July passed in a flurry of heat and water. In the nursery we have been sweating the days away quite literally. The grounds are full of frogs and baby bunnies, snakes on the move and not as many birds’ nests as there were in June. We have been working hard to keep plants happy and healthy, snipping away the crispy bits, dead heading, fluffing and primping. As any home gardener knows it is not an easy task to keep things looking good in midsummer.
This is not the time of year when a lot of folks talk about putting in new gardens, but it is still possible! There are factors that one should consider like whether it is necessary to transplant a large well-established shrub when it’s 97 degrees out. If you can, waiting until the weather cools down will give your shrub a better chance because it won’t be as stressed by the heat. When you do put in new plantings during the hot summer months it is important to plant with care and provide a very deep watering shortly after planting. Further more it’s important to remain consistent with your waterings while the plants are getting established. This also means that I have to be honest here and say if you’re about to go on vacation, it’s not a great time to plant things.
The rain we’ve had lately has been substantial but so has the heat. We are lucky that we have had both together but there is no denying that 3 or 4 inches of rain in one day is not reliable as the only watering in a week that has 5 days in the high 90’s.
Martha O'Neill, Retail Nursery Manager
And in the blink of an eye, we’re through July! Buckle up everybody, the hottest weather of the year is here and we’re all trying our best to just get through it. Which may make it hard to believe that now is the time to start planning and planting your fall gardens. Crops like arugula, bok choi and radishes can now be seeded for first harvests by the end of the month. We’ll have seedlings for your fall kales, cabbages, brussels sprouts, broccoli and collards for sale starting this week. For cabbages and brussels sprouts, their growing time until maturity is longer, so for harvesting by thanksgiving, you’ll want to plant them within the first week of August. Seedlings are more heat tolerant, so if you keep them watered, they’ll be happy campers.
It feels like all we do these days is make sure we’re keeping everything (and everyone) fully watered and hydrated. July made sure to give us a taste of what August has in store for us in terms of heat, and while now may not seem like the obvious time to plant things, there are some plants that are very drought tolerant. We have lots of Schizachrium scoparium (Little Bluestem) in lp50s and quarts and we just potted up some more Eragrostis spectabilis (Purple Love Grass), both of which are drought tolerant and really start to put on a show this time of year. Speaking of shows, we have lots of varieties of Echinaceas, Rudbeckias and Eryngium yuccifolium (Rattlesnake Master) that also bloom in August, giving lots of visual variety to your home garden and landscape.
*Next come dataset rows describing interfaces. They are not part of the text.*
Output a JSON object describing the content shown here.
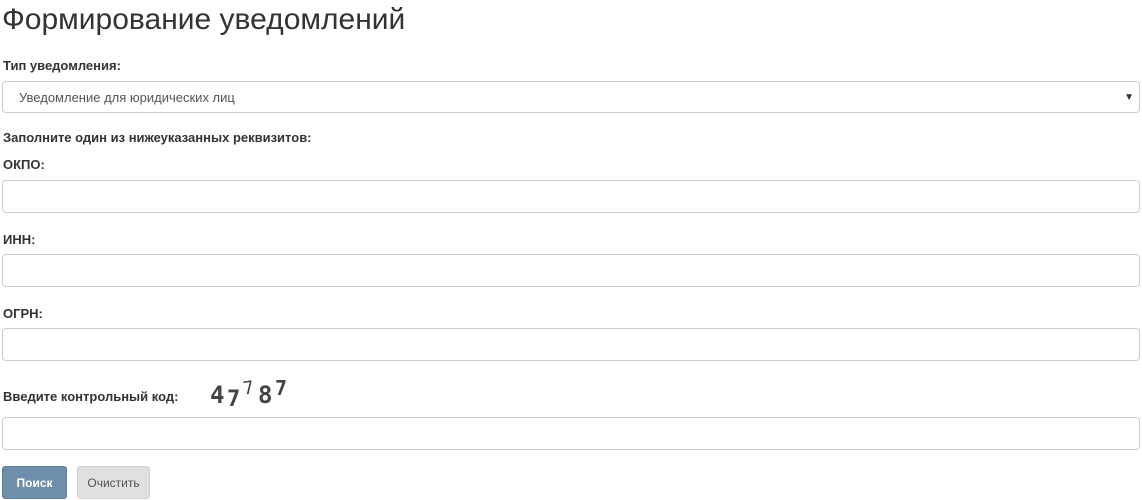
{
  "page": {
    "title": "Формирование уведомлений"
  },
  "notification_type": {
    "label": "Тип уведомления:",
    "selected": "Уведомление для юридических лиц",
    "caret": "▼"
  },
  "requisites": {
    "hint": "Заполните один из нижеуказанных реквизитов:",
    "okpo": {
      "label": "ОКПО:",
      "value": "",
      "placeholder": ""
    },
    "inn": {
      "label": "ИНН:",
      "value": "",
      "placeholder": ""
    },
    "ogrn": {
      "label": "ОГРН:",
      "value": "",
      "placeholder": ""
    }
  },
  "captcha": {
    "label": "Введите контрольный код:",
    "code": "47787",
    "value": "",
    "placeholder": ""
  },
  "buttons": {
    "search_label": "Поиск",
    "clear_label": "Очистить"
  },
  "colors": {
    "primary_button": "#6e8fac",
    "secondary_button": "#e0e0e0",
    "text": "#333333",
    "border": "#cccccc"
  }
}
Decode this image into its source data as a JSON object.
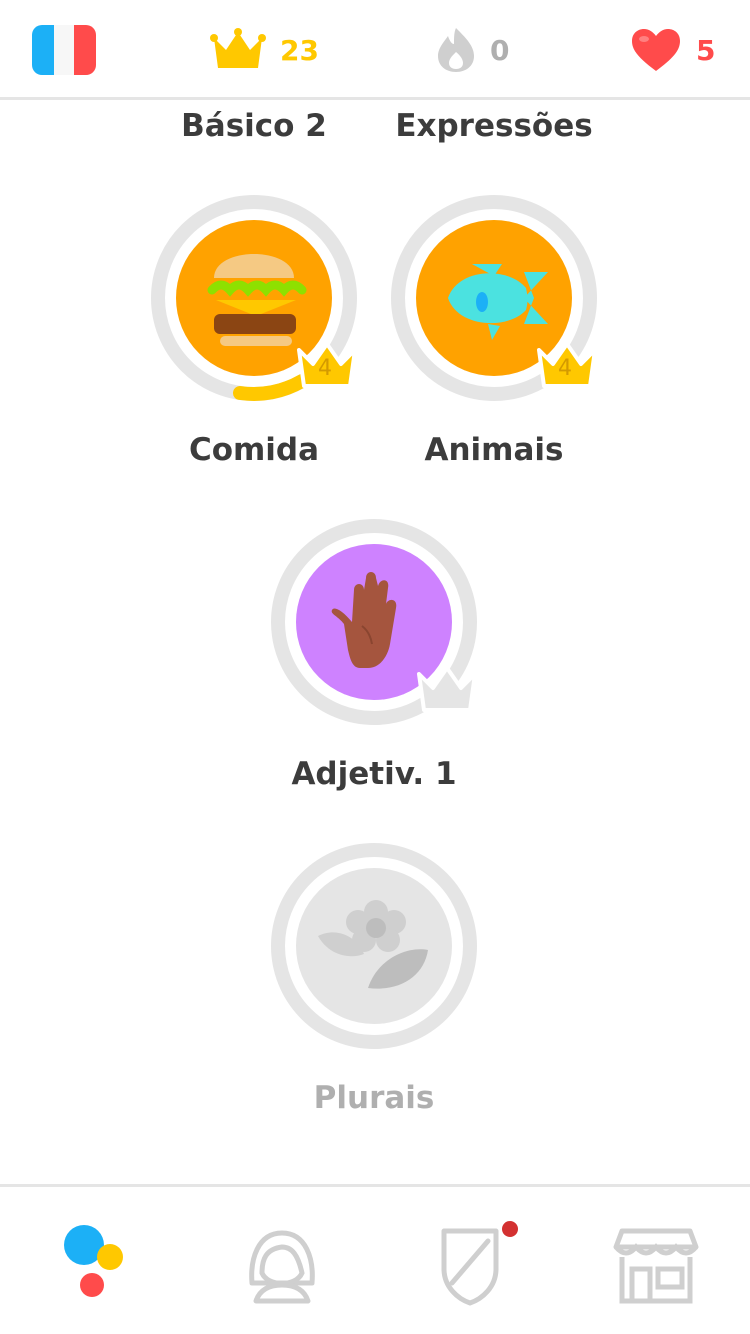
{
  "status_bar": {
    "language_flag": "french-flag-icon",
    "crowns": {
      "icon": "crown-icon",
      "count": "23",
      "color": "#FFC800"
    },
    "streak": {
      "icon": "streak-flame-icon",
      "count": "0",
      "color": "#AFAFAF"
    },
    "hearts": {
      "icon": "heart-icon",
      "count": "5",
      "color": "#FF4B4B"
    }
  },
  "tree": {
    "top_row_labels": [
      "Básico 2",
      "Expressões"
    ],
    "skills": [
      {
        "label": "Comida",
        "icon": "burger-icon",
        "crown_level": "4",
        "color": "#FFA200"
      },
      {
        "label": "Animais",
        "icon": "fish-icon",
        "crown_level": "4",
        "color": "#FFA200"
      },
      {
        "label": "Adjetiv. 1",
        "icon": "hand-icon",
        "crown_level": "",
        "color": "#CE82FF"
      },
      {
        "label": "Plurais",
        "icon": "flower-icon",
        "crown_level": "",
        "color": "#E5E5E5"
      }
    ]
  },
  "bottom_nav": [
    {
      "name": "learn-tab",
      "icon": "learn-dots-icon"
    },
    {
      "name": "profile-tab",
      "icon": "profile-icon"
    },
    {
      "name": "leagues-tab",
      "icon": "shield-icon",
      "notification": true
    },
    {
      "name": "shop-tab",
      "icon": "shop-icon"
    }
  ]
}
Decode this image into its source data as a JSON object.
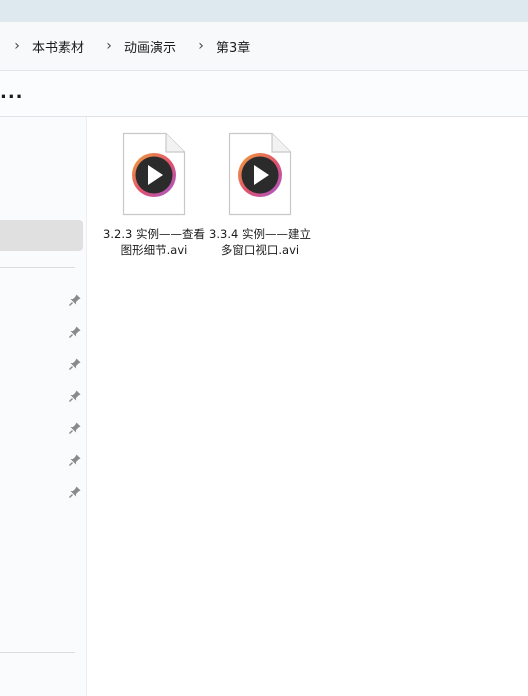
{
  "breadcrumb": {
    "items": [
      "本书素材",
      "动画演示",
      "第3章"
    ],
    "separator": "›"
  },
  "toolbar": {
    "more_label": "..."
  },
  "nav": {
    "pinned_count": 7
  },
  "files": [
    {
      "name": "3.2.3  实例——查看图形细节.avi",
      "icon": "video-file-icon"
    },
    {
      "name": "3.3.4  实例——建立多窗口视口.avi",
      "icon": "video-file-icon"
    }
  ],
  "colors": {
    "titlebar": "#dde8ef",
    "selection": "#e0e0e0",
    "play_ring_start": "#f0a33a",
    "play_ring_end": "#a05ad6"
  }
}
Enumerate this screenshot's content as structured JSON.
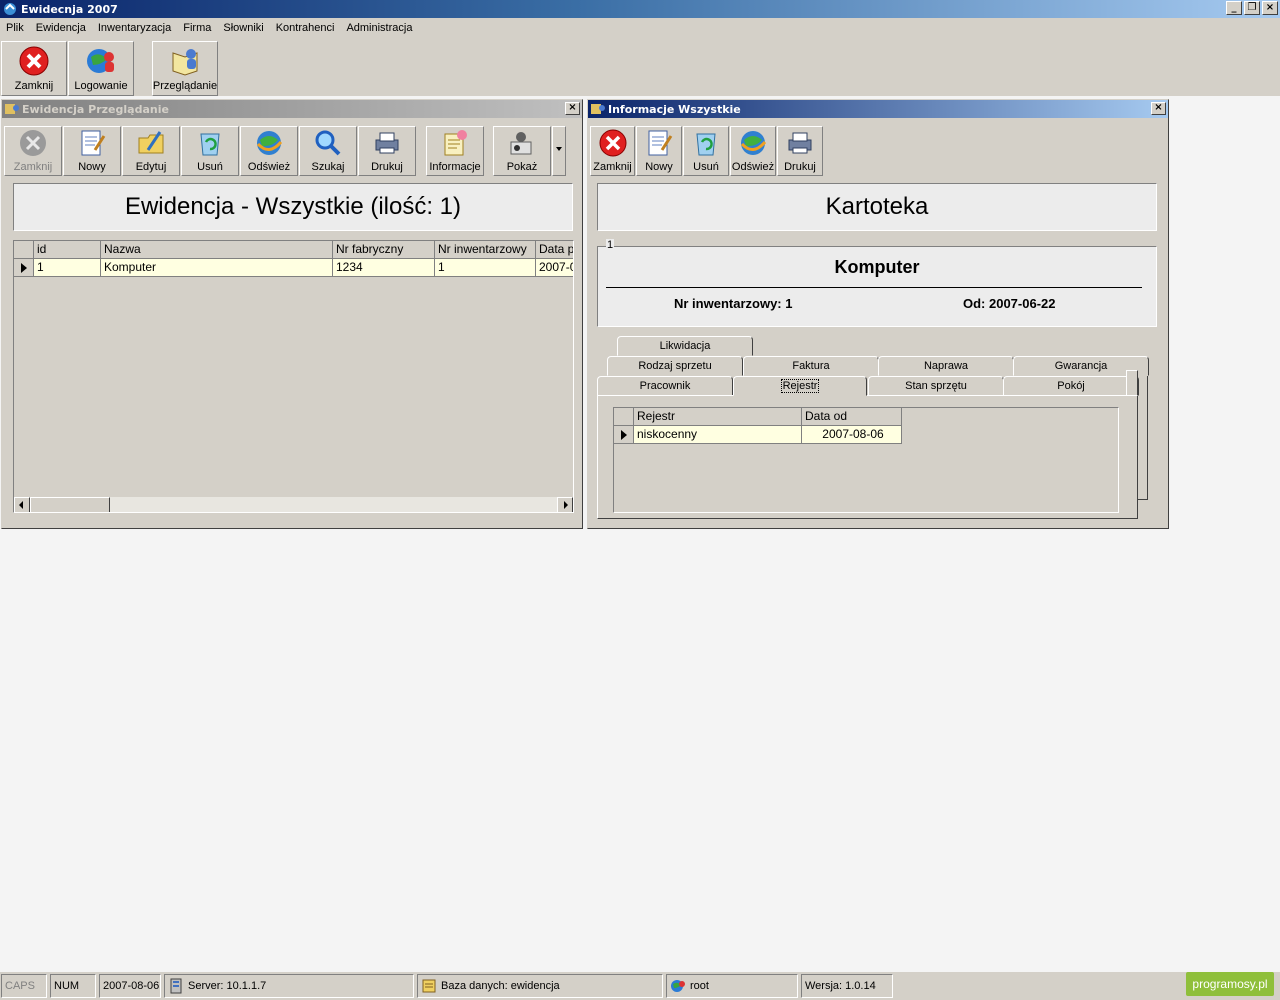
{
  "app": {
    "title": "Ewidecnja 2007"
  },
  "menu": [
    "Plik",
    "Ewidencja",
    "Inwentaryzacja",
    "Firma",
    "Słowniki",
    "Kontrahenci",
    "Administracja"
  ],
  "main_toolbar": {
    "close": "Zamknij",
    "login": "Logowanie",
    "browse": "Przeglądanie"
  },
  "left_window": {
    "title": "Ewidencja Przeglądanie",
    "toolbar": {
      "close": "Zamknij",
      "new": "Nowy",
      "edit": "Edytuj",
      "delete": "Usuń",
      "refresh": "Odśwież",
      "search": "Szukaj",
      "print": "Drukuj",
      "info": "Informacje",
      "show": "Pokaż"
    },
    "header": "Ewidencja - Wszystkie (ilość: 1)",
    "grid": {
      "columns": [
        "id",
        "Nazwa",
        "Nr fabryczny",
        "Nr inwentarzowy",
        "Data p"
      ],
      "rows": [
        [
          "1",
          "Komputer",
          "1234",
          "1",
          "2007-0"
        ]
      ]
    }
  },
  "right_window": {
    "title": "Informacje Wszystkie",
    "toolbar": {
      "close": "Zamknij",
      "new": "Nowy",
      "delete": "Usuń",
      "refresh": "Odśwież",
      "print": "Drukuj"
    },
    "header": "Kartoteka",
    "group_label": "1",
    "item_name": "Komputer",
    "inventory": "Nr inwentarzowy: 1",
    "since": "Od: 2007-06-22",
    "tabs": {
      "row1": [
        "Likwidacja"
      ],
      "row2": [
        "Rodzaj sprzetu",
        "Faktura",
        "Naprawa",
        "Gwarancja"
      ],
      "row3": [
        "Pracownik",
        "Rejestr",
        "Stan sprzętu",
        "Pokój"
      ]
    },
    "selected_tab": "Rejestr",
    "grid": {
      "columns": [
        "Rejestr",
        "Data od"
      ],
      "rows": [
        [
          "niskocenny",
          "2007-08-06"
        ]
      ]
    }
  },
  "status": {
    "caps": "CAPS",
    "num": "NUM",
    "date": "2007-08-06",
    "server": "Server: 10.1.1.7",
    "database": "Baza danych: ewidencja",
    "user": "root",
    "version": "Wersja: 1.0.14",
    "brand": "programosy.pl"
  }
}
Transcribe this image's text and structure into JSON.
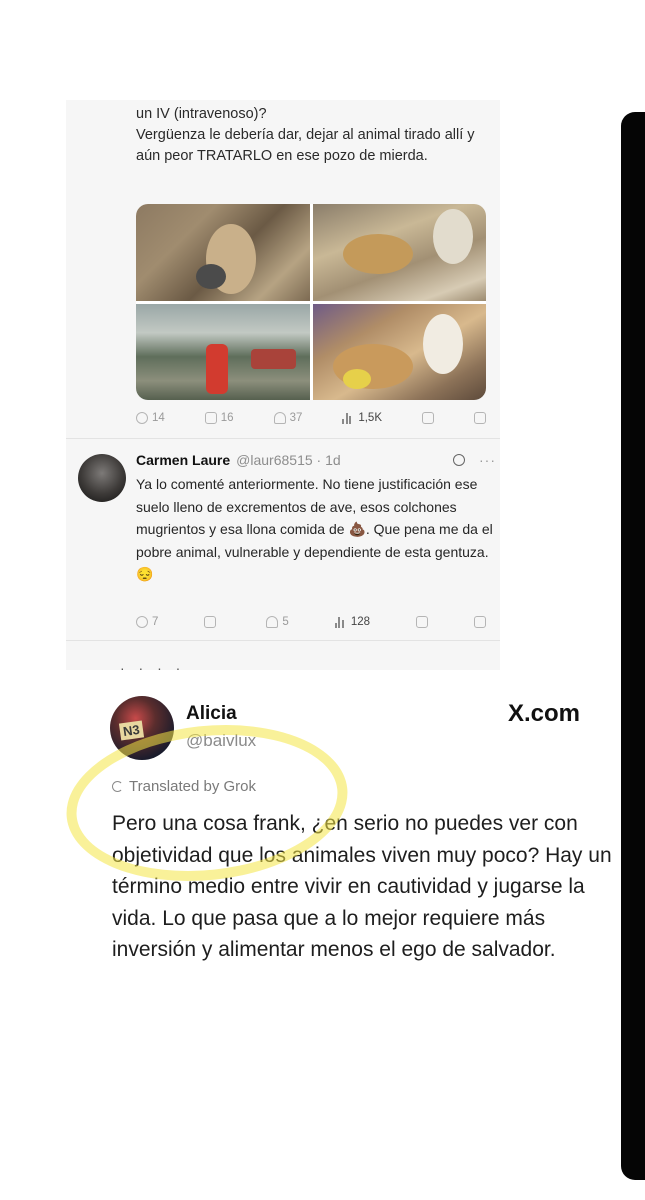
{
  "screenshot_tweet": {
    "text": "un IV (intravenoso)?\nVergüenza le debería dar, dejar al animal tirado allí y aún peor TRATARLO en ese pozo de mierda.",
    "images": [
      "photo-1",
      "photo-2",
      "photo-3",
      "photo-4"
    ],
    "actions": {
      "replies": "14",
      "reposts": "16",
      "likes": "37",
      "views": "1,5K"
    }
  },
  "reply": {
    "name": "Carmen Laure",
    "handle": "@laur68515 · 1d",
    "text": "Ya lo comenté anteriormente. No tiene justificación ese suelo lleno de excrementos de ave, esos colchones mugrientos y esa llona comida de 💩. Que pena me da el pobre animal, vulnerable y dependiente de esta gentuza. 😔",
    "actions": {
      "replies": "7",
      "reposts": "",
      "likes": "5",
      "views": "128"
    }
  },
  "main_post": {
    "name": "Alicia",
    "handle": "@baivlux",
    "site": "X.com",
    "avatar_tag": "N3",
    "translated_label": "Translated by Grok",
    "text": "Pero una cosa frank, ¿en serio no puedes ver con objetividad que los animales viven muy poco? Hay un término medio entre vivir en cautividad y jugarse la vida. Lo que pasa que a lo mejor requiere más inversión y alimentar menos el ego de salvador."
  },
  "separator": "·  · · ·",
  "colors": {
    "highlight": "#f4e646",
    "right_bar": "#050505",
    "screenshot_bg": "#f6f6f6"
  }
}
If you do choose to plant this time of year, while plants may be drought tolerant, it is still important to keep them watered for the first few weeks after you plant them to help them get established. If you aren’t thrilled about the idea of planting in the heat, now is also the perfect time to make notes about your garden and come up with lists of plants you may like to put in during the fall. Our full availability is listed on our website for your browsing needs!
Lizzie Wilford, Production and Marketing Coordinator
Theresa Mycek, Production Manager
Unity Landscape Design and Build
Immediately following the 4th of July Holiday, Unity crews began installing sediment controls and clearing and grubbing the invasive and nuisance vegetation for a new project at the Greensboro Volunteer Fire Company in Greensboro MD. The project consists of a new storm drain system which will capture and collect all of the rooftop storm water that the gutters collect and funnel it all into a new series of step pools. Step pools are a common storm water management practice used to dissipate the storm water's energy, as well as allow any sediments to deposit within the system instead of outfalling directly into the Choptank River. The project also includes a new parking lot made of industrial permeable pavers to reduce any actual runoff from the fire department site itself. This project will improve storm water quality, repair erosion, and enhance the entire waterfront of the Greensboro VFD along the Choptank. Stay tuned for more project updates and photos as progress continues.
Lucas Lees CBLP, ASBPA, Coastal and Environmental Design
Meet our newest team member!
Introducing T.J. Morris to the Unity Landscape family. T.J. is a landscape designer and avid gardener who has been in the landscaping industry for over 25 years. He has a diverse skill set, and a passion for nature, that lends itself well to his chosen profession. A Maryland native who loves this area, T.J. is a perfect fit here at Unity, and our environmentally conscious approach to landscaping.
When not out beautifying the neighborhood, T.J. simply likes to relax and have fun. A true believer in a good work/life balance and a sucker for any new adventure, you never know where he might turn up next.
Saying farewell to Lizzie
Lizzie Wilford, our Production and Marketing Coordinator, has recently accepted a position as an art teacher at a local public school. Having studied fine arts in college, she has a passion for the arts and education and is truly looking forward to this next chapter in her career. While we'll surely miss having her goofy self around, we are excited for her to have landed her dream job. Be sure to find her at the farmers market this weekend to say farewell to her!